always was an easy and ready writer, and the exercise of writing was never distasteful to him.

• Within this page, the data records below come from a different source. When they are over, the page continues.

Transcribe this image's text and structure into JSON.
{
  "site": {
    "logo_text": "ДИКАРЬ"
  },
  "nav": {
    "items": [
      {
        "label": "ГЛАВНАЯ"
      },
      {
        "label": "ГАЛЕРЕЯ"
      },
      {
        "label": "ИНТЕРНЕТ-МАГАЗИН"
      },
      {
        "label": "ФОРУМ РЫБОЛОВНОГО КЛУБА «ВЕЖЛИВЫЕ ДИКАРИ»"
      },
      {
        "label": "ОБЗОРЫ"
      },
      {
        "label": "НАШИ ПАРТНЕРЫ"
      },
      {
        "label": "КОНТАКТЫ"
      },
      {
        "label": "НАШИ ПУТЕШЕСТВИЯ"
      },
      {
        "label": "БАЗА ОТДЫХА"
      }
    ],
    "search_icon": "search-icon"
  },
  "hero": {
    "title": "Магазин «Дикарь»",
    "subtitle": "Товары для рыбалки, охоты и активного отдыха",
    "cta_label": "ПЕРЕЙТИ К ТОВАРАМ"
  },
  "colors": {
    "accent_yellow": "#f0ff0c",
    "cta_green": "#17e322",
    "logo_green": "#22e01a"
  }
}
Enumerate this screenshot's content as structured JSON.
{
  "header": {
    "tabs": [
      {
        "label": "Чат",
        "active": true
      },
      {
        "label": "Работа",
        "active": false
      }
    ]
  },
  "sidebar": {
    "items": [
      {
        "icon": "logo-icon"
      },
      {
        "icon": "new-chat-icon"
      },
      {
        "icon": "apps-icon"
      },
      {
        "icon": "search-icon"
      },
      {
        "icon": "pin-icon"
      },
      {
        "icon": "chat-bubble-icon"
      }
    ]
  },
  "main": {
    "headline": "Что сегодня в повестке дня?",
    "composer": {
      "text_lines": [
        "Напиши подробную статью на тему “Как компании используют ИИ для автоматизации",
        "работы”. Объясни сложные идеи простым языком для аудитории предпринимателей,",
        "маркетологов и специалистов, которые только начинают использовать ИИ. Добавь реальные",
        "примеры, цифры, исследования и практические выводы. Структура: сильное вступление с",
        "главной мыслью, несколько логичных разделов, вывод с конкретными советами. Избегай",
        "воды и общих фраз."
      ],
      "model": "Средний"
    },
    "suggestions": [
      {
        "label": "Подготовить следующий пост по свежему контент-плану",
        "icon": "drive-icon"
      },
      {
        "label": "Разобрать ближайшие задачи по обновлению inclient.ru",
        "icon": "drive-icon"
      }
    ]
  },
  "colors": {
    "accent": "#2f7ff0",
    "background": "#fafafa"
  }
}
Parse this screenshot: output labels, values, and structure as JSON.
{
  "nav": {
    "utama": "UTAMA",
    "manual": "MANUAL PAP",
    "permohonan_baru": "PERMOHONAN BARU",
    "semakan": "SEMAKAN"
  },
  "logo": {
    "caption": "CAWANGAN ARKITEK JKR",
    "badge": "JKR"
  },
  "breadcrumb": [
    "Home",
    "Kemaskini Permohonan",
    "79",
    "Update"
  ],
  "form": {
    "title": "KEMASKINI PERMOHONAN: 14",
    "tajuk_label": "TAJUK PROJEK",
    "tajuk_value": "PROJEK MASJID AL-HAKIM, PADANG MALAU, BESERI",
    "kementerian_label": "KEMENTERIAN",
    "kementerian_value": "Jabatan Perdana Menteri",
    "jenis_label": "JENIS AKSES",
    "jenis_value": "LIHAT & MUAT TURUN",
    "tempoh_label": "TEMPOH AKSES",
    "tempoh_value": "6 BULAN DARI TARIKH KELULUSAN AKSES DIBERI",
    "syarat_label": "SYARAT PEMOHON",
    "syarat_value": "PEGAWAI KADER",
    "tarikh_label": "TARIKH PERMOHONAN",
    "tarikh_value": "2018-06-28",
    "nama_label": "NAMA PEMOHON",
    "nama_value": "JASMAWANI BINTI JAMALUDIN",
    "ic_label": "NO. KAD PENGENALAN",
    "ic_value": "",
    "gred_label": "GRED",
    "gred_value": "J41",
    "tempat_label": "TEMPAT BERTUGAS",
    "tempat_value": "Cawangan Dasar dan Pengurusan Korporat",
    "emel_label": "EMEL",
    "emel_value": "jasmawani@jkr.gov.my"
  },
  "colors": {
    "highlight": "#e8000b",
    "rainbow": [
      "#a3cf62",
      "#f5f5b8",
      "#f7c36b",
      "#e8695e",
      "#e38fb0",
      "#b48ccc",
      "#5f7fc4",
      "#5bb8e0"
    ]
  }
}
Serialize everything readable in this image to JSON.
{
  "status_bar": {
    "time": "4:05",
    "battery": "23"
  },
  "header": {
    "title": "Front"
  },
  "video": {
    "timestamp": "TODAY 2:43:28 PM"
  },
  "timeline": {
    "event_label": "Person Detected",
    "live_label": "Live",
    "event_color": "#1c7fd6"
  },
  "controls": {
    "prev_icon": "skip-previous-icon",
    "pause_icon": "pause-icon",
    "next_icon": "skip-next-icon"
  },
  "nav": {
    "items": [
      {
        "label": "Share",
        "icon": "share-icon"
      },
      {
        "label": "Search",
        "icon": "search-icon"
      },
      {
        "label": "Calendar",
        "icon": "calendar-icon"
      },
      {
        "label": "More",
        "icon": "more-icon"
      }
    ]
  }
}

His letters and journals, during his residence in Europe
, were so copious that they alone, had he done nothing else, would have saved him from the reproach of idleness.
They contain so full and continuous a record of his life and thoughts, that little is left for his biographer to relate.
They should be read, however, not merely as fresh and animated sketches of what he witnessed and felt, but as unconscious revelations of character, addressed, as they were, to his father and mother, with that frank and affectionate confidence which had always existed between them.
They reveal to us a rare degree of self-denial and force of character in a young man of four-and-twenty, suddenly exchanging the loving and watchful supervision of a New England
home for the absolute freedom of Europe
, but yielding to none of the temptations of his new position; devoting himself to an unbroken life of hard study, making his plans deliberately and adhering to them resolutely, and renouncing not merely all debasing but all frivolous pleasures.
And from these letters and journals we also learn that his love of study was not the effect of a solitary temper or an ascetic spirit, but that he was fond of society as well as of books, that he was a social favorite, everywhere well received, and treated with marked kindness by many of the most distinguished men in Europe